Cruising through a melting Northwest Passage

By Alex Hearn | August 20, 2016

Engineers built the Panama Canal to make a viable North American shipping route from the Atlantic to the Pacific. They likely didn’t expect that their descendants would create another one through global warming.

Last week, the cruise ship Crystal Serenity set sail from Anchorage, Alaska, and is expected to cross the fabled Northwest Passage in eight days. This trip shaves almost three years off explorer Roald Amundsen’s first-of-its-kind trek more than a hundred years ago. 

While many ships have traversed the passage in the last decade, the Crystal Serenity is the largest ship of its type to do so. This dubious distinction is not lost on the cruise organizers, who have invited “adventurers” onboard, perhaps in an attempt to recreate the atmosphere of trepidation that prevailed in Amundsen’s day.

But of course, it’s the radical changes in the atmosphere that, sadly, make such a commercial voyage possible. With the first “ice-free” Arctic summer potentially arriving in the next few years, the sense of adventure will give way to complacency as such trips become run-of-the-mill. 


Publication Name: Slate
To read what we're reading, click here

As the Russian invasion of Ukraine shows, nuclear threats are real, present, and dangerous

The Bulletin elevates expert voices above the noise. But as an independent, nonprofit media organization, our operations depend on the support of readers like you. Help us continue to deliver quality journalism that holds leaders accountable. Your support of our work at any level is important. In return, we promise our coverage will be understandable, influential, vigilant, solution-oriented, and fair-minded. Together we can make a difference.
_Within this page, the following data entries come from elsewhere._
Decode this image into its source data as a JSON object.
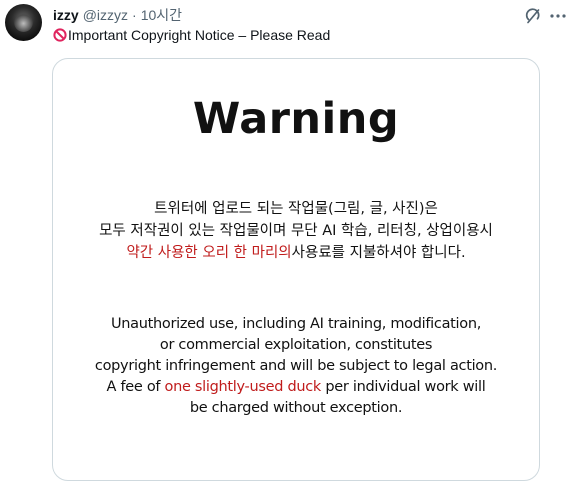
{
  "tweet": {
    "display_name": "izzy",
    "handle": "@izzyz",
    "separator": "·",
    "time": "10시간",
    "text": "Important Copyright Notice – Please Read"
  },
  "image": {
    "title": "Warning",
    "korean": {
      "line1": "트위터에 업로드 되는 작업물(그림, 글, 사진)은",
      "line2": "모두 저작권이 있는 작업물이며 무단 AI 학습, 리터칭, 상업이용시",
      "line3_red": "약간 사용한 오리 한 마리의",
      "line3_rest": "사용료를 지불하셔야 합니다."
    },
    "english": {
      "line1": "Unauthorized use, including AI training, modification,",
      "line2": "or commercial exploitation, constitutes",
      "line3": "copyright infringement and will be subject to legal action.",
      "line4_pre": "A fee of ",
      "line4_red": "one slightly-used duck",
      "line4_post": " per individual work will",
      "line5": "be charged without exception."
    }
  },
  "icons": {
    "prohibited": "prohibited-icon",
    "grok": "grok-icon",
    "more": "more-icon"
  },
  "colors": {
    "text_primary": "#0f1419",
    "text_secondary": "#536471",
    "accent_red": "#c01c1c",
    "border": "#cfd9de"
  }
}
Share: 

Get alerts about this thread
Notify of
guest
0 Comments
Inline Feedbacks
View all comments